It’s every actor’s dream. (Was there ever a death scene more over the top?) Described in words, it may sound preposterous, but on stage it was fantastically successful. It seemed to last forever, even though it only took a few minutes at most.

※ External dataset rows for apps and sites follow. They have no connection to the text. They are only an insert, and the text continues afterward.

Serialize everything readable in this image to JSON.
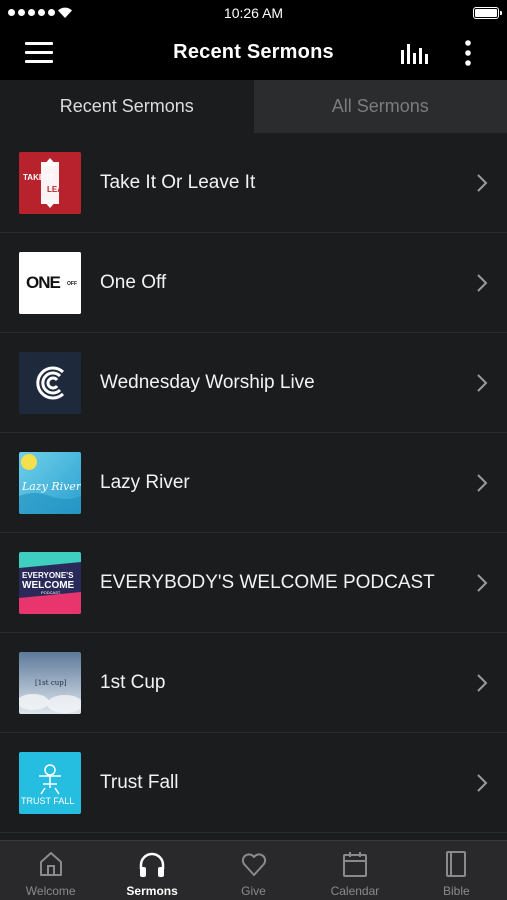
{
  "status_bar": {
    "time": "10:26 AM"
  },
  "header": {
    "title": "Recent Sermons",
    "menu_icon": "hamburger-menu-icon",
    "bars_icon": "audio-bars-icon",
    "more_icon": "vertical-dots-icon"
  },
  "segments": {
    "recent": "Recent Sermons",
    "all": "All Sermons",
    "selected": "Recent Sermons"
  },
  "sermons": [
    {
      "title": "Take It Or Leave It",
      "art_text": [
        "TAKE IT",
        "LEAVE IT"
      ],
      "art_color": "#b8222c"
    },
    {
      "title": "One Off",
      "art_text": [
        "ONE",
        "OFF"
      ],
      "art_color": "#ffffff"
    },
    {
      "title": "Wednesday Worship Live",
      "art_text": [],
      "art_color": "#1e2a3c"
    },
    {
      "title": "Lazy River",
      "art_text": [
        "Lazy River"
      ],
      "art_color": "#3fb9d9"
    },
    {
      "title": "EVERYBODY'S WELCOME PODCAST",
      "art_text": [
        "EVERYONE'S",
        "WELCOME",
        "PODCAST"
      ],
      "art_color": "#2a2a5a"
    },
    {
      "title": "1st Cup",
      "art_text": [
        "[1st cup]"
      ],
      "art_color": "#9fb2c6"
    },
    {
      "title": "Trust Fall",
      "art_text": [
        "TRUST FALL"
      ],
      "art_color": "#25bde0"
    }
  ],
  "tabs": [
    {
      "label": "Welcome",
      "icon": "home-icon",
      "active": false
    },
    {
      "label": "Sermons",
      "icon": "headphones-icon",
      "active": true
    },
    {
      "label": "Give",
      "icon": "heart-icon",
      "active": false
    },
    {
      "label": "Calendar",
      "icon": "calendar-icon",
      "active": false
    },
    {
      "label": "Bible",
      "icon": "book-icon",
      "active": false
    }
  ]
}
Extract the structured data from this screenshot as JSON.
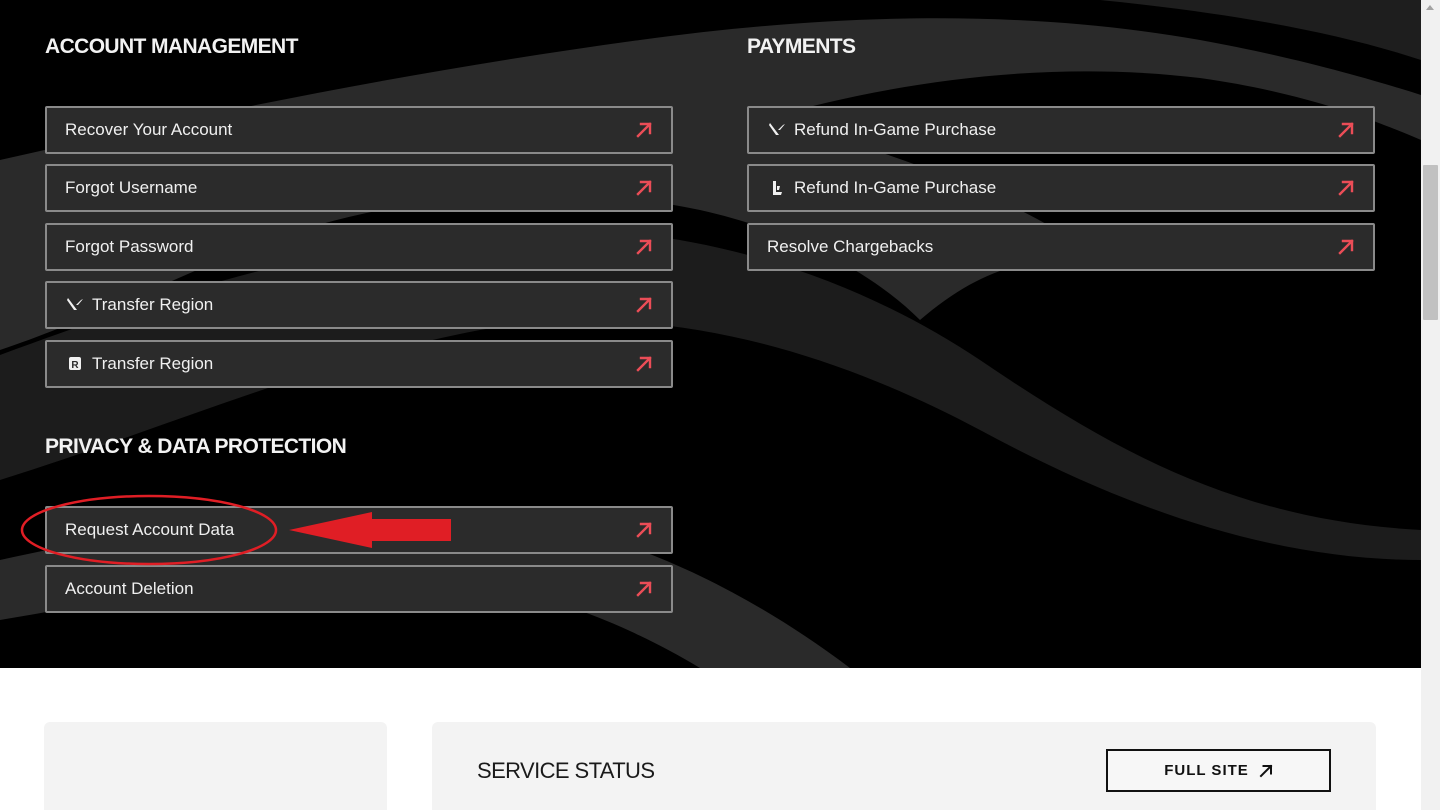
{
  "sections": {
    "account_management": {
      "heading": "ACCOUNT MANAGEMENT",
      "items": [
        {
          "label": "Recover Your Account",
          "icon": null
        },
        {
          "label": "Forgot Username",
          "icon": null
        },
        {
          "label": "Forgot Password",
          "icon": null
        },
        {
          "label": "Transfer Region",
          "icon": "valorant-icon"
        },
        {
          "label": "Transfer Region",
          "icon": "riot-client-icon"
        }
      ]
    },
    "payments": {
      "heading": "PAYMENTS",
      "items": [
        {
          "label": "Refund In-Game Purchase",
          "icon": "valorant-icon"
        },
        {
          "label": "Refund In-Game Purchase",
          "icon": "lol-icon"
        },
        {
          "label": "Resolve Chargebacks",
          "icon": null
        }
      ]
    },
    "privacy": {
      "heading": "PRIVACY & DATA PROTECTION",
      "items": [
        {
          "label": "Request Account Data",
          "icon": null
        },
        {
          "label": "Account Deletion",
          "icon": null
        }
      ]
    }
  },
  "service_status": {
    "title": "SERVICE STATUS",
    "full_site_label": "FULL SITE"
  },
  "colors": {
    "background_dark": "#000000",
    "button_bg": "#2b2b2b",
    "button_border": "#8a8a8a",
    "accent_arrow": "#eb4d57",
    "annotation_red": "#e01e25"
  }
}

You could hear a pin drop during it? except for a) the loud thuds of Berkoff’s boots on the floor as he slowly levered himself around on the spear, and b) his grunts of exertion at each rotation."
Posted by: Iain Fisher
« on: January 27, 2009, 01:25:01 AM »

The Theatre of Steven Berkoff is a photobook with excellent photos of his plays.  176 pages which give a good feeling of how Berkoff directs.

The photos pages of the site give various production photos, directed by Berkoff and others, but showing how the plays can be performed

Posted by: Iain Fisher
« on: January 27, 2009, 01:15:16 AM »

Berkoff has written many books, one of the best is Meditations on Metamorphosis.  It is an enjoyable read, a production diary, which is fun and insightful.

"Metamorphosis... demands that the actors reflect their inner being with the gestural emphasis of the body and keep themselves in a constant state of alertness.  This enables the audience to read the  characters as well as hear them in order to follow the story".  This links to the previous message which talks of the power of Berkoff's theatre choreography as part of his direction. (page 9)

On directing the actors for Mr. and Mrs. Samsa "their activities are performed in sculptural freezes to the accompaniment of a metronome, indicting that their lives are dominated by their domestic habits, as regular as clockwork.  So now I am refining each scene and stripping away anything that is showing woodworm."
Posted by: Iain Fisher
« on: January 27, 2009, 12:59:21 AM »


Your students are lucky getting to study Berkoff!!

There are still very few books on Berkoff.  The only full length book studying Berkoff is "Steven Berkoff and the theatre of self-performance" by Robert Cross.  This might seem ideal for you, but it is not easy reading.  I suggest if you use it then get the students to be prepared to skim and select specific passages rather than read the book as a whole.  Some examples:

"Berkoff's bold projection of himself as an 'experimental' adherent of French theatre... Berkoff in fact worked towards his own exclusion by adopting a position that signalled unequivocally the distance he wished to place between himself and British mainstream theatre" (page 83)

"With the actor's  body taking on more significance in the overall dramaturgical concept , the director/ choreographer assumes greater control than the playwright" (page 85).

More to come...
Posted by: Glynis
« on: January 20, 2009, 06:23:32 PM »

My A Level students are currently looking at Berkoff's style and have been very inspired.  I need to find them some quite clear and useful background reading for them from which basis they can see how he has worked and does work as a director.  This will be important for them, so they too can show how they are putting his theory of acting and the theatre into their own practical work.  I would be very grateful if some research sources could be suggested.